**Assigned task**
The word "Sarat" marks the lines to copy; find all of them in the entries below.

**Listed records**
_ _ _

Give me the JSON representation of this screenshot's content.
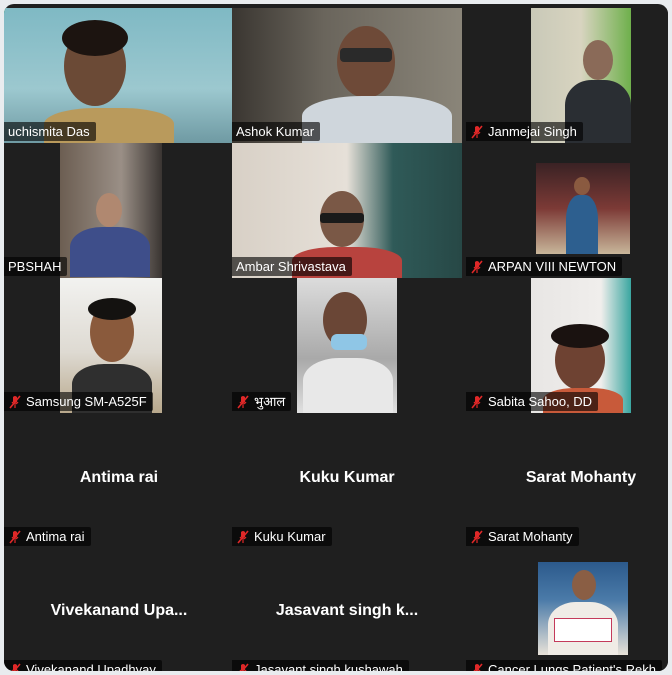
{
  "participants": [
    {
      "name": "Suchismita Das",
      "display_name": "uchismita Das",
      "muted": false,
      "video": true,
      "active_speaker": true
    },
    {
      "name": "Ashok Kumar",
      "display_name": "Ashok Kumar",
      "muted": false,
      "video": true
    },
    {
      "name": "Janmejai Singh",
      "display_name": "Janmejai Singh",
      "muted": true,
      "video": true
    },
    {
      "name": "PBSHAH",
      "display_name": "PBSHAH",
      "muted": false,
      "video": true
    },
    {
      "name": "Ambar Shrivastava",
      "display_name": "Ambar Shrivastava",
      "muted": false,
      "video": true
    },
    {
      "name": "ARPAN VIII NEWTON",
      "display_name": "ARPAN VIII NEWTON",
      "muted": true,
      "video": true
    },
    {
      "name": "Samsung SM-A525F",
      "display_name": "Samsung SM-A525F",
      "muted": true,
      "video": true
    },
    {
      "name": "भुआल",
      "display_name": "भुआल",
      "muted": true,
      "video": true
    },
    {
      "name": "Sabita Sahoo, DD",
      "display_name": "Sabita Sahoo, DD",
      "muted": true,
      "video": true
    },
    {
      "name": "Antima rai",
      "display_name": "Antima rai",
      "big_label": "Antima rai",
      "muted": true,
      "video": false
    },
    {
      "name": "Kuku Kumar",
      "display_name": "Kuku Kumar",
      "big_label": "Kuku Kumar",
      "muted": true,
      "video": false
    },
    {
      "name": "Sarat Mohanty",
      "display_name": "Sarat Mohanty",
      "big_label": "Sarat Mohanty",
      "muted": true,
      "video": false
    },
    {
      "name": "Vivekanand Upadhyay",
      "display_name": "Vivekanand Upadhyay",
      "big_label": "Vivekanand  Upa...",
      "muted": true,
      "video": false
    },
    {
      "name": "Jasavant singh kushawah",
      "display_name": "Jasavant singh kushawah",
      "big_label": "Jasavant singh k...",
      "muted": true,
      "video": false
    },
    {
      "name": "Cancer Lungs Patient's Rekha",
      "display_name": "Cancer Lungs Patient's Rekh",
      "muted": true,
      "video": true
    }
  ],
  "colors": {
    "background": "#1f1f1f",
    "active_speaker_border": "#2ecc71",
    "mute_icon": "#e02828",
    "nameplate_text": "#ffffff"
  }
}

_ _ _

**Written response**
      "name": "Sarat Mohanty",
      "display_name": "Sarat Mohanty",
      "big_label": "Sarat Mohanty",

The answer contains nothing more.